THE DEFIANT GIANT (6/66) Culhane/Eugster. Honey hypnotizes a giant named Oscar into thinking he’s a dwarf.
THRONE FOR A LOSS (7/66) Culhane/Pattengill. An enchanted frog tricks Stanley to return him to his former self – a ferocious lion. Honey and Maggie help to turn him back into a frog.
POTIONS AND NOTIONS (8/66) Culhane/Eugster. Honey pours the entire bottle of cousin Maggie’s love potion on Fraidy Bat’s birthday cake.
(Note: The Rocket Racket listed initially on Paramount’s release charts was subsequently removed – and replaced when Shamus Culhane took over.)
Six (6) Nudnik Cartoons
HERE’S NUDNIK (8/65) Gene Deitch. Nominated for an Academy Award (under the title NUDNIK #2), Nudnik tries to fix his leaky faucet.
DRIVE ON NUDNIK (11/65) Gene Deitch. Nudnik has problems with a modern automobile.
HOME SWEET NUDNIK (12/65) Gene Deitch. Nudnik is the last tenant in an apartment building under the wrecking ball.
WELCOME NUDNIK (2/66) Gene Deitch. Nudnik arrives in Crummy Junction and takes in the sights at the park and the zoo.
NUDNIK ON THE ROOF (5/66) Gene Deitch. Nudnik attempts to install a TV antenna on a roof.
FROM NUDNIK WITH LOVE (6/67) Gene Deitch. Nudnik tries to build a bird house for a robin and her family.

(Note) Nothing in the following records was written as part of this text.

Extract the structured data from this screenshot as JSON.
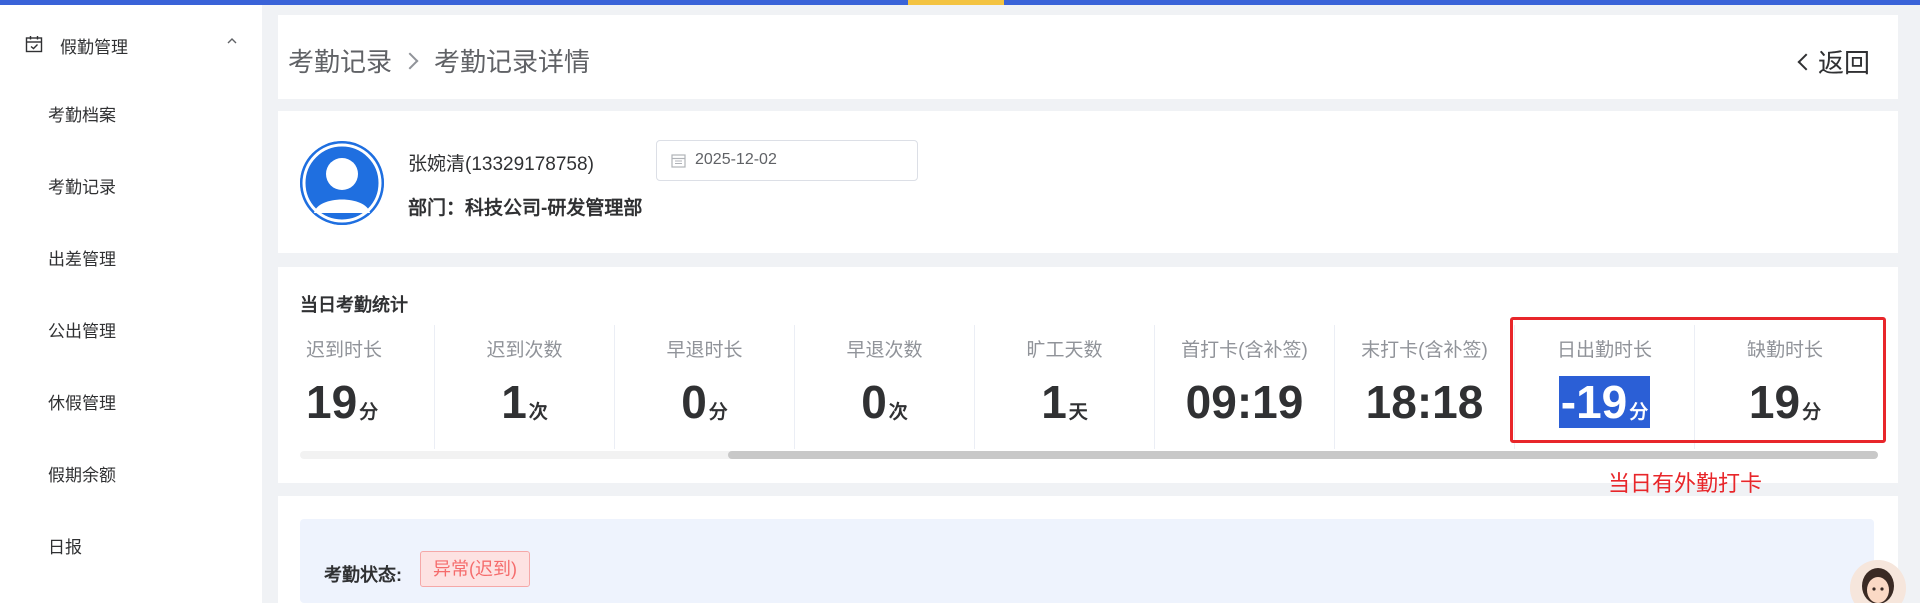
{
  "sidebar": {
    "group_label": "假勤管理",
    "items": [
      {
        "label": "考勤档案"
      },
      {
        "label": "考勤记录"
      },
      {
        "label": "出差管理"
      },
      {
        "label": "公出管理"
      },
      {
        "label": "休假管理"
      },
      {
        "label": "假期余额"
      },
      {
        "label": "日报"
      }
    ]
  },
  "header": {
    "breadcrumb": [
      "考勤记录",
      "考勤记录详情"
    ],
    "back_label": "返回"
  },
  "user": {
    "name": "张婉清(13329178758)",
    "department": "部门：科技公司-研发管理部",
    "date": "2025-12-02"
  },
  "stats": {
    "title": "当日考勤统计",
    "items": [
      {
        "label": "迟到时长",
        "value": "19",
        "unit": "分"
      },
      {
        "label": "迟到次数",
        "value": "1",
        "unit": "次"
      },
      {
        "label": "早退时长",
        "value": "0",
        "unit": "分"
      },
      {
        "label": "早退次数",
        "value": "0",
        "unit": "次"
      },
      {
        "label": "旷工天数",
        "value": "1",
        "unit": "天"
      },
      {
        "label": "首打卡(含补签)",
        "value": "09:19",
        "unit": ""
      },
      {
        "label": "末打卡(含补签)",
        "value": "18:18",
        "unit": ""
      },
      {
        "label": "日出勤时长",
        "value": "-19",
        "unit": "分"
      },
      {
        "label": "缺勤时长",
        "value": "19",
        "unit": "分"
      }
    ]
  },
  "annotation": "当日有外勤打卡",
  "status": {
    "label": "考勤状态:",
    "badge": "异常(迟到)"
  },
  "colors": {
    "primary": "#3a63d8",
    "accent": "#f3c342",
    "annotation_red": "#e8262a",
    "badge_red": "#f56c6c"
  }
}
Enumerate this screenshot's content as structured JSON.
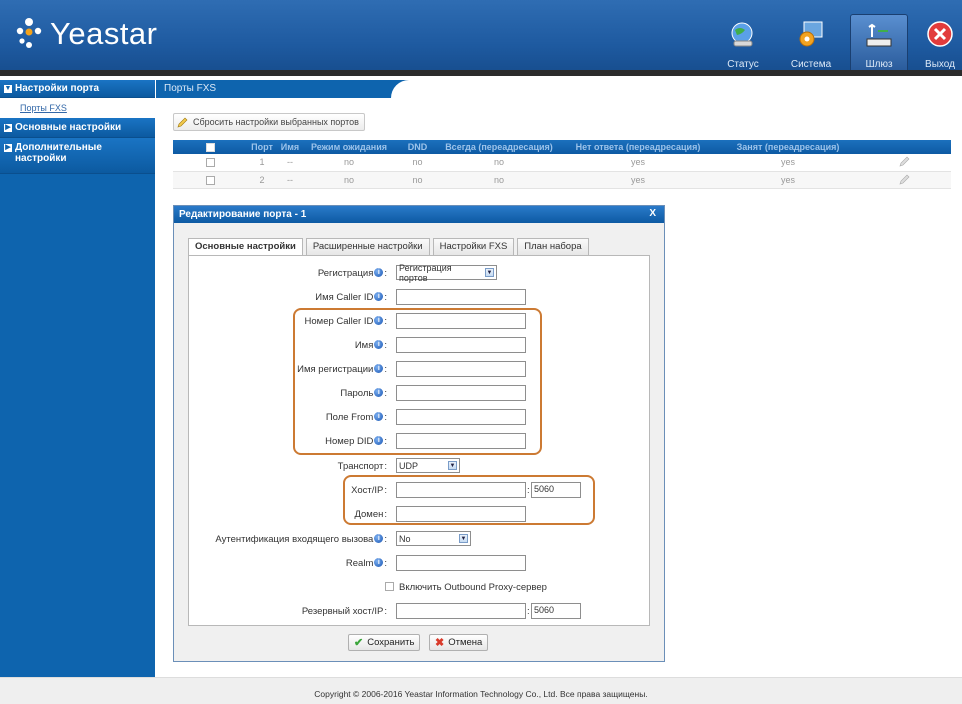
{
  "header": {
    "logo_text": "Yeastar",
    "nav": [
      {
        "label": "Статус",
        "icon": "status-globe-icon"
      },
      {
        "label": "Система",
        "icon": "system-gear-icon"
      },
      {
        "label": "Шлюз",
        "icon": "gateway-device-icon",
        "active": true
      },
      {
        "label": "Выход",
        "icon": "logout-x-icon"
      }
    ]
  },
  "sidebar": {
    "port_settings": "Настройки порта",
    "fxs_ports_link": "Порты FXS",
    "basic_settings": "Основные настройки",
    "extra_settings": "Дополнительные настройки"
  },
  "main": {
    "tab_title": "Порты FXS",
    "reset_button": "Сбросить настройки выбранных портов",
    "table": {
      "headers": [
        "Порт",
        "Имя",
        "Режим ожидания",
        "DND",
        "Всегда (переадресация)",
        "Нет ответа (переадресация)",
        "Занят (переадресация)"
      ],
      "rows": [
        [
          "1",
          "--",
          "no",
          "no",
          "no",
          "yes",
          "yes"
        ],
        [
          "2",
          "--",
          "no",
          "no",
          "no",
          "yes",
          "yes"
        ]
      ]
    }
  },
  "dialog": {
    "title": "Редактирование порта - 1",
    "close": "X",
    "tabs": [
      "Основные настройки",
      "Расширенные настройки",
      "Настройки FXS",
      "План набора"
    ],
    "fields": {
      "registration_label": "Регистрация",
      "registration_value": "Регистрация портов",
      "caller_id_name_label": "Имя Caller ID",
      "caller_id_number_label": "Номер Caller ID",
      "name_label": "Имя",
      "reg_name_label": "Имя регистрации",
      "password_label": "Пароль",
      "from_field_label": "Поле From",
      "did_label": "Номер DID",
      "transport_label": "Транспорт",
      "transport_value": "UDP",
      "host_label": "Хост/IP",
      "host_port": "5060",
      "domain_label": "Домен",
      "auth_label": "Аутентификация входящего вызова",
      "auth_value": "No",
      "realm_label": "Realm",
      "outbound_proxy_label": "Включить Outbound Proxy-сервер",
      "backup_host_label": "Резервный хост/IP",
      "backup_port": "5060"
    },
    "save": "Сохранить",
    "cancel": "Отмена"
  },
  "footer": {
    "copyright": "Copyright © 2006-2016 Yeastar Information Technology Co., Ltd. Все права защищены."
  },
  "colors": {
    "brand_blue": "#0e64ae",
    "highlight_orange": "#cc7a33"
  }
}
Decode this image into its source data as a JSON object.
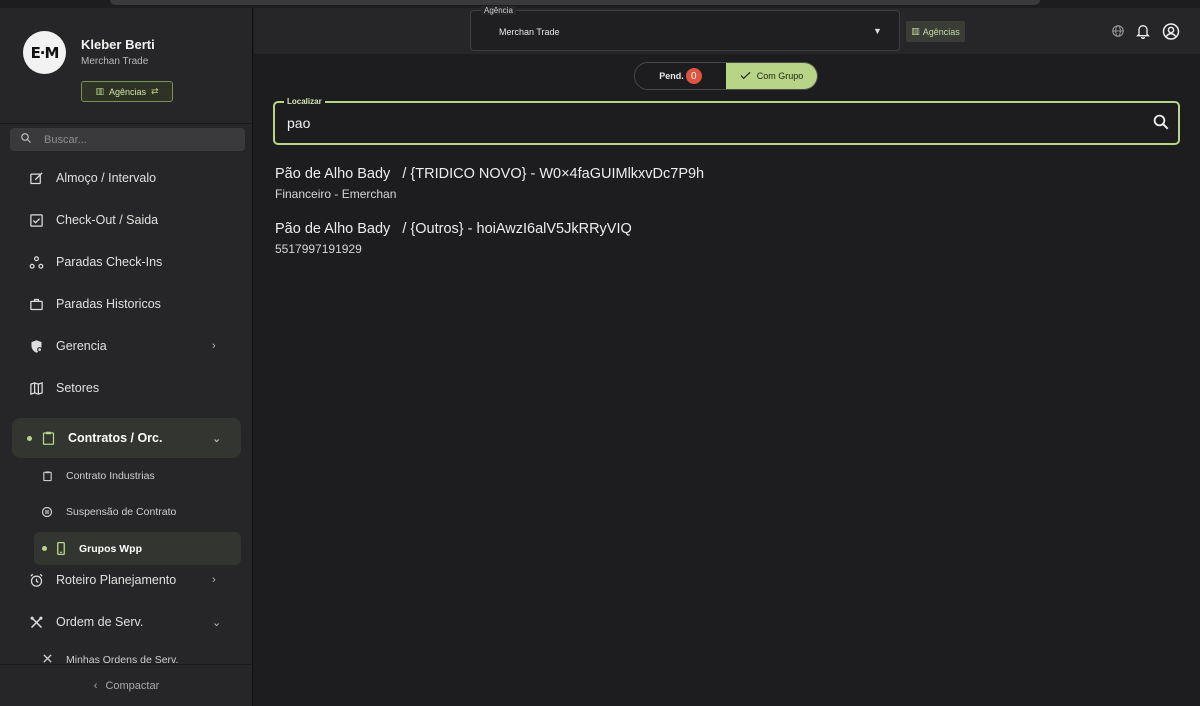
{
  "sidebar": {
    "user": {
      "name": "Kleber Berti",
      "company": "Merchan Trade",
      "logo_text": "E·M"
    },
    "agency_button": "Agências",
    "search_placeholder": "Buscar...",
    "items": [
      {
        "label": "Almoço / Intervalo",
        "icon": "edit-square-icon"
      },
      {
        "label": "Check-Out / Saida",
        "icon": "checkbox-icon"
      },
      {
        "label": "Paradas Check-Ins",
        "icon": "nodes-icon"
      },
      {
        "label": "Paradas Historicos",
        "icon": "briefcase-icon"
      },
      {
        "label": "Gerencia",
        "icon": "shield-gear-icon"
      },
      {
        "label": "Setores",
        "icon": "map-icon"
      },
      {
        "label": "Contratos / Orc.",
        "icon": "clipboard-icon"
      },
      {
        "label": "Roteiro Planejamento",
        "icon": "alarm-icon"
      },
      {
        "label": "Ordem de Serv.",
        "icon": "tools-icon"
      }
    ],
    "subitems": [
      {
        "label": "Contrato Industrias",
        "icon": "clipboard-icon"
      },
      {
        "label": "Suspensão de Contrato",
        "icon": "pause-circle-icon"
      },
      {
        "label": "Grupos Wpp",
        "icon": "phone-icon"
      },
      {
        "label": "Minhas Ordens de Serv.",
        "icon": "tools-icon"
      }
    ],
    "collapse_label": "Compactar"
  },
  "header": {
    "agency_select_legend": "Agência",
    "agency_select_value": "Merchan Trade",
    "agency_chip": "Agências"
  },
  "toggle": {
    "pending_label": "Pend.",
    "pending_count": "0",
    "group_label": "Com Grupo"
  },
  "search": {
    "legend": "Localizar",
    "value": "pao"
  },
  "results": [
    {
      "title": "Pão de Alho Bady   / {TRIDICO NOVO} - W0×4faGUIMlkxvDc7P9h",
      "subtitle": "Financeiro - Emerchan"
    },
    {
      "title": "Pão de Alho Bady   / {Outros} - hoiAwzI6alV5JkRRyVIQ",
      "subtitle": "5517997191929"
    }
  ],
  "colors": {
    "accent": "#b8d486",
    "badge": "#e0533f",
    "sidebar_bg": "#262628",
    "main_bg": "#1d1d1f"
  }
}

NEXT WEEK: Paramount Cartoons 1966-67, Culhane’s best and Ralph Bakshi.
(Thanks to Ken Layton and Chris Sobieniak)